In Security Forces, he not only defended our country from the outside, he also defended the country from ourselves, enforcing protocol and regulations, with a deep understanding of the tension between the two nations. His knowledge of Korean customs and culture were paramount in his success as a Law Enforcement officer during this tumultuous time in Korea’s recent history. Throughout his career, he transformed the Law Enforcement branch of the US Air Force. 

According to his performance reviews, in 1984 while stationed at Suwon AFB, he received a Letter of Accommodation from the Chief of Security Police for achieving a Quality Control Evaluation score of 98%, one of the highest scores on record in the unit. In 1985, he rewrote the “Operating Instructions for Reports and Analysis” and also, Suwon Air Base Regulation 125-14.  He then went on to develop checklists for Law Enforcement supervisors to optimize quality control for incident reports. 

In 1988 at Kunsan AFB, his unprecedented rating of 82% cases solved made him the go-to for sensitive investigations. In this same year, he located and apprehended a USAF deserter, identified 17 black marketing personnel, and assisted the USAF, with Korean National Police, in shutting down four fencing operations.

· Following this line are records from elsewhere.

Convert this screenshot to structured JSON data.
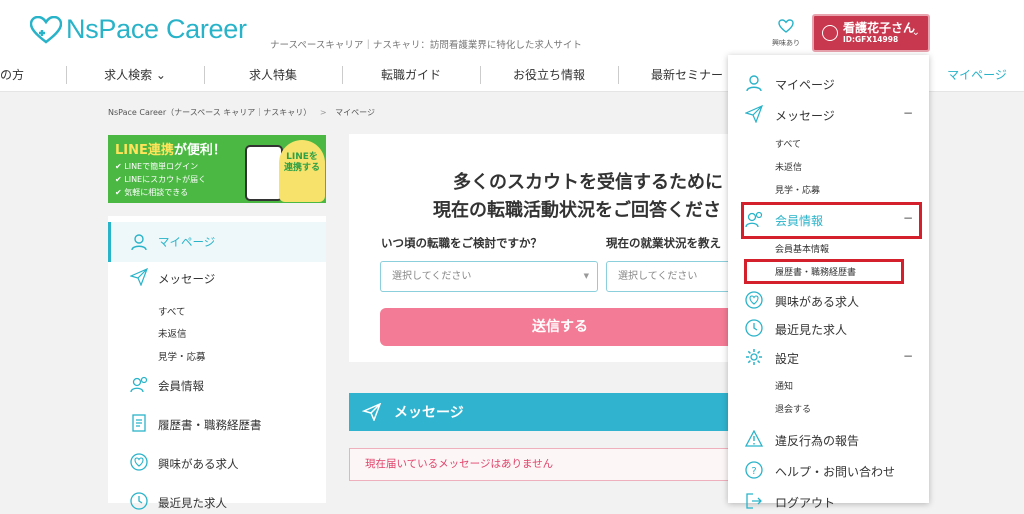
{
  "header": {
    "logo_text": "NsPace Career",
    "tagline": "ナースペースキャリア｜ナスキャリ：訪問看護業界に特化した求人サイト",
    "favorites_label": "興味あり",
    "user": {
      "name": "看護花子さん",
      "id": "ID:GFX14998"
    }
  },
  "nav": {
    "items": [
      "の方",
      "求人検索 ⌄",
      "求人特集",
      "転職ガイド",
      "お役立ち情報",
      "最新セミナー",
      "マイページ"
    ]
  },
  "breadcrumb": {
    "home": "NsPace Career（ナースペース キャリア｜ナスキャリ）",
    "sep": ">",
    "current": "マイページ"
  },
  "banner": {
    "title_a": "LINE連携",
    "title_b": "が便利！",
    "lines": [
      "LINEで簡単ログイン",
      "LINEにスカウトが届く",
      "気軽に相談できる"
    ],
    "badge": "LINEを\n連携する"
  },
  "sidebar": {
    "mypage": "マイページ",
    "message": "メッセージ",
    "message_subs": [
      "すべて",
      "未返信",
      "見学・応募"
    ],
    "member_info": "会員情報",
    "resume": "履歴書・職務経歴書",
    "interested": "興味がある求人",
    "recent": "最近見た求人"
  },
  "scout_card": {
    "heading_line1": "多くのスカウトを受信するために",
    "heading_line2": "現在の転職活動状況をご回答くださ",
    "q1": "いつ頃の転職をご検討ですか？",
    "q2": "現在の就業状況を教え",
    "select1_placeholder": "選択してください",
    "select2_placeholder": "選択してください",
    "submit_label": "送信する"
  },
  "messages": {
    "title": "メッセージ",
    "empty_text": "現在届いているメッセージはありません"
  },
  "dropdown": {
    "mypage": "マイページ",
    "message": "メッセージ",
    "message_subs": [
      "すべて",
      "未返信",
      "見学・応募"
    ],
    "member_info": "会員情報",
    "member_subs": [
      "会員基本情報",
      "履歴書・職務経歴書"
    ],
    "interested": "興味がある求人",
    "recent": "最近見た求人",
    "settings": "設定",
    "settings_subs": [
      "通知",
      "退会する"
    ],
    "report": "違反行為の報告",
    "help": "ヘルプ・お問い合わせ",
    "logout": "ログアウト",
    "collapse_symbol": "−"
  },
  "colors": {
    "brand": "#29b3c9",
    "user_button": "#c8384e",
    "submit": "#f47b95",
    "highlight_box": "#d4202c",
    "line_green": "#4bb843"
  }
}
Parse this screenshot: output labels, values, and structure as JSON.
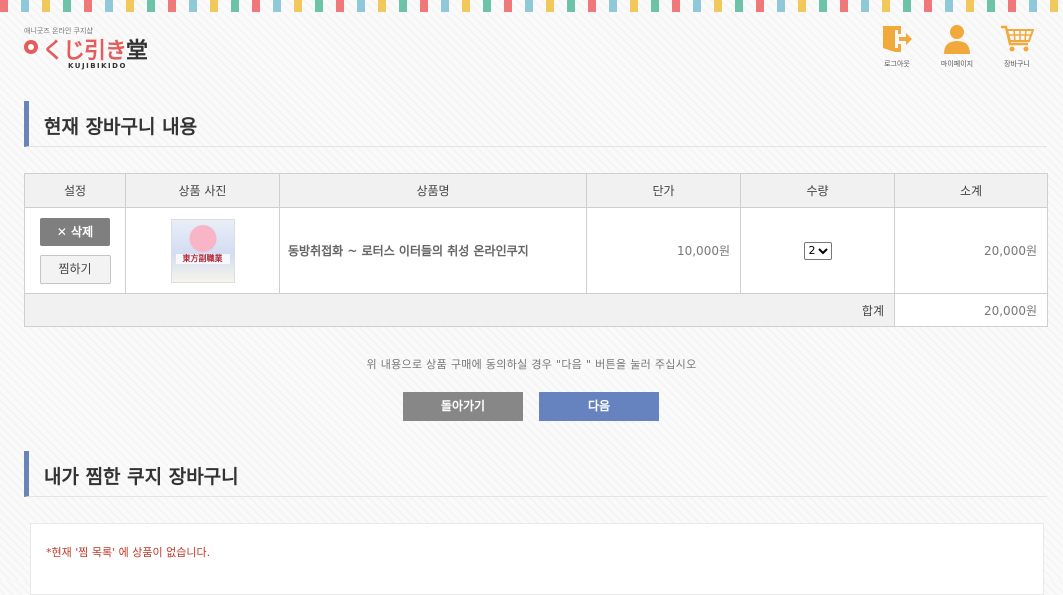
{
  "logo": {
    "small_text": "애니굿즈 온라인 쿠지샵",
    "brand": "くじ引き",
    "brand_suffix": "堂",
    "sub": "KUJIBIKIDO"
  },
  "header": {
    "icons": [
      {
        "label": "로그아웃",
        "icon": "logout-icon"
      },
      {
        "label": "마이페이지",
        "icon": "user-icon"
      },
      {
        "label": "장바구니",
        "icon": "cart-icon"
      }
    ]
  },
  "cart": {
    "title": "현재 장바구니 내용",
    "columns": [
      "설정",
      "상품 사진",
      "상품명",
      "단가",
      "수량",
      "소계"
    ],
    "items": [
      {
        "delete_label": "✕ 삭제",
        "fav_label": "찜하기",
        "thumb_title": "東方副職業",
        "name": "동방취접화 ~ 로터스 이터들의 취성 온라인쿠지",
        "price": "10,000원",
        "qty": "2",
        "subtotal": "20,000원"
      }
    ],
    "total_label": "합계",
    "total_value": "20,000원"
  },
  "notice": "위 내용으로 상품 구매에 동의하실 경우 \"다음 \"  버튼을 눌러 주십시오",
  "buttons": {
    "back": "돌아가기",
    "next": "다음"
  },
  "wishlist": {
    "title": "내가 찜한 쿠지 장바구니",
    "empty_message": "*현재 '찜 목록' 에 상품이 없습니다."
  },
  "colors": {
    "accent": "#6a84b8",
    "icon": "#f2a93b",
    "brand": "#e65b5b",
    "error": "#c0392b"
  }
}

In 1989, he received praise from Lt. Yi, Chief of Foreign Affairs Division, for his diplomacy which enabled him to take custody of a US Army Soldier held hostage by local protesting university students despite imminent threats of bodily harm. His performance was credited as a direct contribution to his unit’s selection as “Best in 7th Air Force”, and “Best in Pacific Air Forces” for 1988. 

Off the clock, he furthered his education constantly and spent his “free” time helping children. He donated time and money to the Amerasian Children’s Association and the Samsung Orphanage in Kunsan. He volunteered for Halloween and Christmas party planning committees whenever he could. He also coordinated programs, such as “Santa’s Helper” and National Night Out to improve public relations between security police and others on and off base.

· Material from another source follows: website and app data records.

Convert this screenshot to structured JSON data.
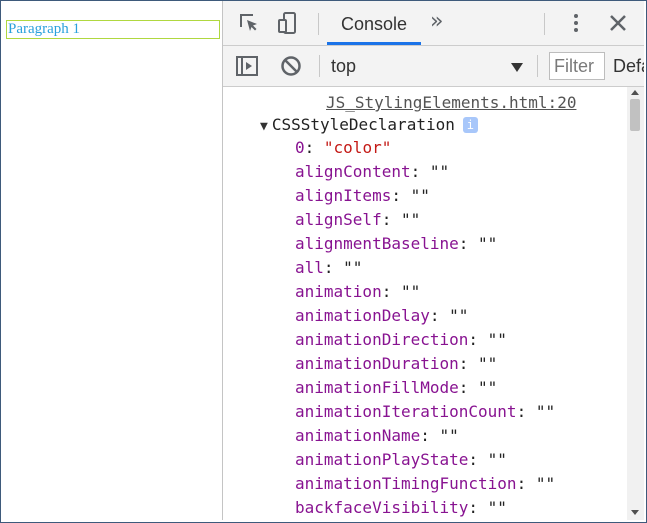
{
  "page": {
    "paragraph": "Paragraph 1"
  },
  "devtools": {
    "tabs": {
      "console_label": "Console",
      "more_tabs": "»"
    },
    "toolbar": {
      "context": "top",
      "filter_placeholder": "Filter",
      "levels_label": "Default levels"
    },
    "console": {
      "source_link": "JS_StylingElements.html:20",
      "object_name": "CSSStyleDeclaration",
      "info_badge": "i",
      "properties": [
        {
          "key": "0",
          "value": "\"color\"",
          "is_string": true
        },
        {
          "key": "alignContent",
          "value": "\"\""
        },
        {
          "key": "alignItems",
          "value": "\"\""
        },
        {
          "key": "alignSelf",
          "value": "\"\""
        },
        {
          "key": "alignmentBaseline",
          "value": "\"\""
        },
        {
          "key": "all",
          "value": "\"\""
        },
        {
          "key": "animation",
          "value": "\"\""
        },
        {
          "key": "animationDelay",
          "value": "\"\""
        },
        {
          "key": "animationDirection",
          "value": "\"\""
        },
        {
          "key": "animationDuration",
          "value": "\"\""
        },
        {
          "key": "animationFillMode",
          "value": "\"\""
        },
        {
          "key": "animationIterationCount",
          "value": "\"\""
        },
        {
          "key": "animationName",
          "value": "\"\""
        },
        {
          "key": "animationPlayState",
          "value": "\"\""
        },
        {
          "key": "animationTimingFunction",
          "value": "\"\""
        },
        {
          "key": "backfaceVisibility",
          "value": "\"\""
        }
      ]
    },
    "colors": {
      "accent": "#1a73e8",
      "property_key": "#881391",
      "string_value": "#c41a16",
      "paragraph_text": "#2aa1dc"
    },
    "icons": [
      "inspect-element-icon",
      "device-toolbar-icon",
      "more-tabs-icon",
      "kebab-menu-icon",
      "close-icon",
      "sidebar-toggle-icon",
      "clear-console-icon",
      "dropdown-arrow-icon"
    ]
  }
}
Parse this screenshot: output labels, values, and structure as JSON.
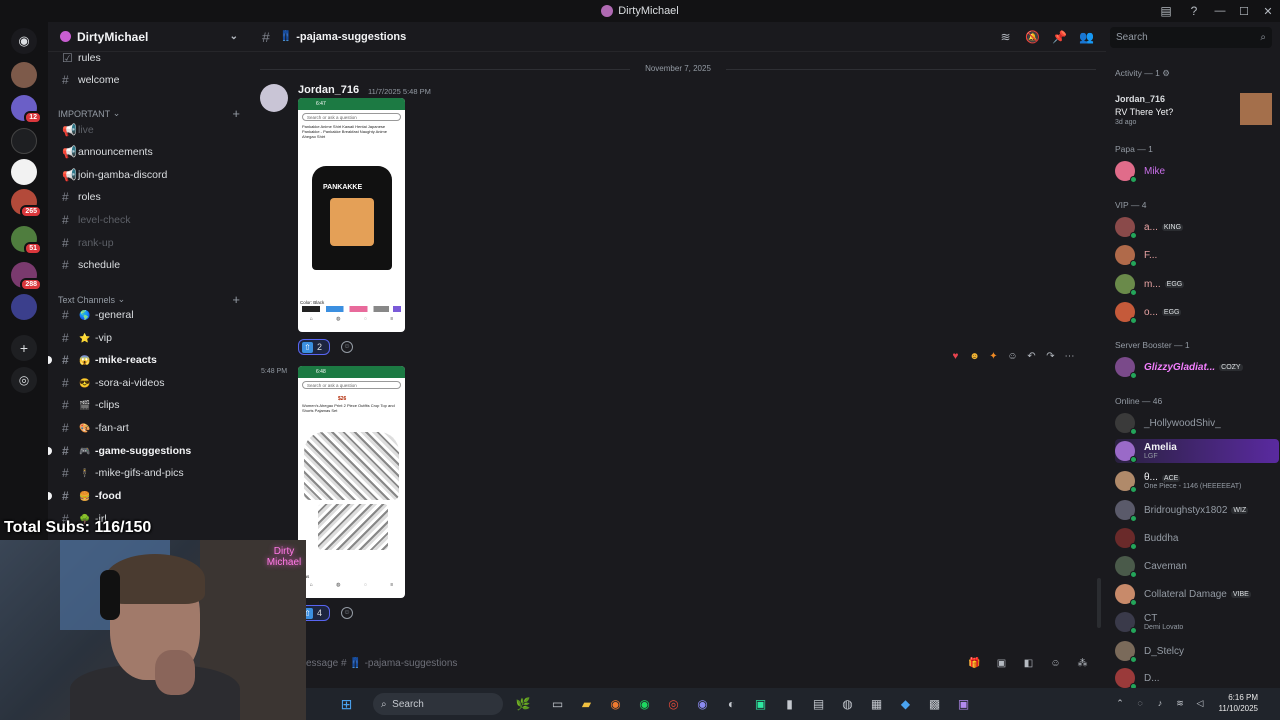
{
  "window": {
    "title": "DirtyMichael"
  },
  "servers": {
    "badges": [
      "12",
      "265",
      "51",
      "288"
    ]
  },
  "guild": {
    "name": "DirtyMichael"
  },
  "channels_top": [
    {
      "name": "rules",
      "state": "bright"
    },
    {
      "name": "welcome",
      "state": "bright"
    }
  ],
  "category_important": "IMPORTANT",
  "important_channels": [
    {
      "name": "live",
      "state": "muted",
      "icon": "megaphone-icon"
    },
    {
      "name": "announcements",
      "state": "bright",
      "icon": "megaphone-icon"
    },
    {
      "name": "join-gamba-discord",
      "state": "bright",
      "icon": "megaphone-icon"
    },
    {
      "name": "roles",
      "state": "bright",
      "icon": "hash-icon"
    },
    {
      "name": "level-check",
      "state": "muted",
      "icon": "hash-icon"
    },
    {
      "name": "rank-up",
      "state": "muted",
      "icon": "hash-icon"
    },
    {
      "name": "schedule",
      "state": "bright",
      "icon": "hash-icon"
    }
  ],
  "category_text": "Text Channels",
  "text_channels": [
    {
      "emoji": "🌎",
      "name": "-general",
      "state": "bright"
    },
    {
      "emoji": "⭐",
      "name": "-vip",
      "state": "bright"
    },
    {
      "emoji": "😱",
      "name": "-mike-reacts",
      "state": "active"
    },
    {
      "emoji": "😎",
      "name": "-sora-ai-videos",
      "state": "bright"
    },
    {
      "emoji": "🎬",
      "name": "-clips",
      "state": "bright"
    },
    {
      "emoji": "🎨",
      "name": "-fan-art",
      "state": "bright"
    },
    {
      "emoji": "🎮",
      "name": "-game-suggestions",
      "state": "active"
    },
    {
      "emoji": "🕴",
      "name": "-mike-gifs-and-pics",
      "state": "bright"
    },
    {
      "emoji": "🍔",
      "name": "-food",
      "state": "active"
    },
    {
      "emoji": "🌳",
      "name": "-irl",
      "state": "bright"
    }
  ],
  "overlay": {
    "subs_text": "Total Subs: 116/150",
    "neon_text": "Dirty Michael"
  },
  "chat": {
    "channel_name": "-pajama-suggestions",
    "channel_emoji": "👖",
    "search_placeholder": "Search",
    "date_divider": "November 7, 2025",
    "author": "Jordan_716",
    "timestamp": "11/7/2025 5:48 PM",
    "side_time": "5:48 PM",
    "shot1": {
      "status_time": "6:47",
      "search_text": "Search or ask a question",
      "product_desc": "Pankakke Anime Shirt Kawaii Hentai Japanese Pankakke - Pankakke Breakfast Naughty Anime Ahegao Shirt",
      "shirt_text": "PANKAKKE",
      "color_label": "Color: Black"
    },
    "shot2": {
      "status_time": "6:48",
      "search_text": "Search or ask a question",
      "price_text": "$26",
      "product_desc": "Women's Ahegao Print 2 Piece Outfits Crop Top and Shorts Pajamas Set",
      "bottom_text": "Bras"
    },
    "reaction1_count": "2",
    "reaction2_count": "4",
    "composer_placeholder": "essage # 👖 -pajama-suggestions"
  },
  "members": {
    "activity_header": "Activity — 1",
    "activity": {
      "name": "Jordan_716",
      "game": "RV There Yet?",
      "time": "3d ago"
    },
    "papa_header": "Papa — 1",
    "papa": [
      {
        "name": "Mike",
        "color": "#c86ee8"
      }
    ],
    "vip_header": "VIP — 4",
    "vip": [
      {
        "name": "a...",
        "tag": "KING",
        "color": "#e8a3a3"
      },
      {
        "name": "F...",
        "tag": "",
        "color": "#e8a3a3"
      },
      {
        "name": "m...",
        "tag": "EGG",
        "color": "#e8a3a3"
      },
      {
        "name": "o...",
        "tag": "EGG",
        "color": "#e8a3a3"
      }
    ],
    "booster_header": "Server Booster — 1",
    "booster": [
      {
        "name": "GlizzyGladiat...",
        "tag": "COZY",
        "color": "#f47fff"
      }
    ],
    "online_header": "Online — 46",
    "online": [
      {
        "name": "_HollywoodShiv_",
        "sub": "",
        "tag": ""
      },
      {
        "name": "Amelia",
        "sub": "LGF",
        "tag": ""
      },
      {
        "name": "θ...",
        "sub": "One Piece - 1146 (HEEEEEAT)",
        "tag": "ACE"
      },
      {
        "name": "Bridroughstyx1802",
        "sub": "",
        "tag": "WIZ"
      },
      {
        "name": "Buddha",
        "sub": "",
        "tag": ""
      },
      {
        "name": "Caveman",
        "sub": "",
        "tag": ""
      },
      {
        "name": "Collateral Damage",
        "sub": "",
        "tag": "VIBE"
      },
      {
        "name": "CT",
        "sub": "Demi Lovato",
        "tag": ""
      },
      {
        "name": "D_Stelcy",
        "sub": "",
        "tag": ""
      },
      {
        "name": "D...",
        "sub": "",
        "tag": ""
      }
    ]
  },
  "taskbar": {
    "search_label": "Search",
    "time": "6:16 PM",
    "date": "11/10/2025"
  }
}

His greatest achievement, however, was his four daughters.

Bill looked for learning opportunities everywhere we went. After his 1991-1992 assignment at Griffis Air Force Base, we were sent to Osan. Instead of hopping on a plane in New York straight to Korea, dad saw an opportunity to show his family the country he defended. We drove from Rome, NY to California, with six of us in a minivan. We visited historical places and folks we knew from service along the way. While driving, he quizzed me on math and taught me important history. Education was important to him. He took every schooling opportunity to perfect his craft, encouraging us to do the same.

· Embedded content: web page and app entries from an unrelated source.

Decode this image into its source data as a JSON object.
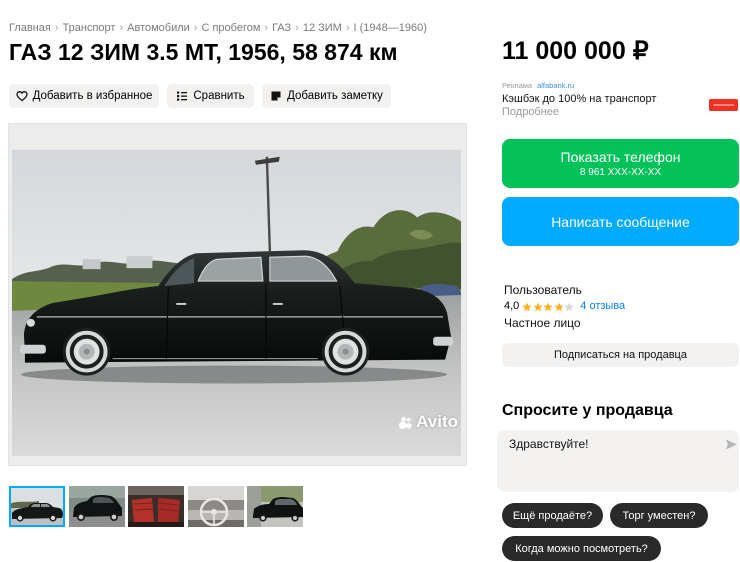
{
  "breadcrumb": {
    "separator": "›",
    "items": [
      "Главная",
      "Транспорт",
      "Автомобили",
      "С пробегом",
      "ГАЗ",
      "12 ЗИМ",
      "I (1948—1960)"
    ]
  },
  "listing": {
    "title": "ГАЗ 12 ЗИМ 3.5 MT, 1956, 58 874 км"
  },
  "actions": {
    "favorite": {
      "label": "Добавить в избранное",
      "icon": "heart-icon"
    },
    "compare": {
      "label": "Сравнить",
      "icon": "compare-list-icon"
    },
    "note": {
      "label": "Добавить заметку",
      "icon": "note-icon"
    }
  },
  "photo": {
    "subject": "black-sedan-side-view",
    "watermark": "Avito"
  },
  "gallery": {
    "selected_index": 0,
    "thumbnails": [
      {
        "icon": "car-side-thumbnail"
      },
      {
        "icon": "car-rear-thumbnail"
      },
      {
        "icon": "interior-seats-thumbnail"
      },
      {
        "icon": "dashboard-steering-wheel-thumbnail"
      },
      {
        "icon": "car-side-dark-thumbnail"
      }
    ]
  },
  "price": "11 000 000 ₽",
  "ad": {
    "label": "Реклама",
    "domain": "alfabank.ru",
    "text": "Кэшбэк до 100% на транспорт",
    "more": "Подробнее"
  },
  "contact": {
    "show_phone": "Показать телефон",
    "phone_masked": "8 961 XXX-XX-XX",
    "write_message": "Написать сообщение"
  },
  "seller": {
    "name": "Пользователь",
    "rating": "4,0",
    "stars_filled": 4,
    "stars_total": 5,
    "reviews": "4 отзыва",
    "type": "Частное лицо",
    "subscribe": "Подписаться на продавца"
  },
  "ask": {
    "heading": "Спросите у продавца",
    "message": "Здравствуйте!",
    "quick_replies": [
      "Ещё продаёте?",
      "Торг уместен?",
      "Когда можно посмотреть?"
    ]
  },
  "colors": {
    "green": "#04c25a",
    "blue": "#00aaff",
    "star": "#ffb021",
    "link": "#0a7ff5",
    "ad_logo": "#ef3124"
  }
}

At Osan in 1993, he frequently went into the office on Saturdays to finish up paperwork. I watched “Lost in Space” and “The Lone Ranger” on a big 50-inch TV while he wrapped up his work for the week. We only had one English speaking channel at home off base at the time.  Afterward, we’d eat lunch on base together.  During exercises, while he stayed in his office, I acted as carrier pigeon between him and home since I was still allowed back and forth from the base, due to school.

After retirement in 1994, he settled in New Hampshire, where he continued his career in law enforcement, serving as a police officer, working in loss prevention, and opening his own private investigations business. He continued to tell us his stories, sing us songs, and encourage us to keep learning. He taught us to live with utmost integrity, to never back down, or take no for an answer.

We are so proud of our hero, our defender, and thankful for all who served, and continue to serve. His legacy will live on in his children and grandchildren as we continue to tell his story. 

All opinion articles are the opinion of the author and not necessarily of American Military News. If you are interested in submitting an Op-Ed, please email [email protected].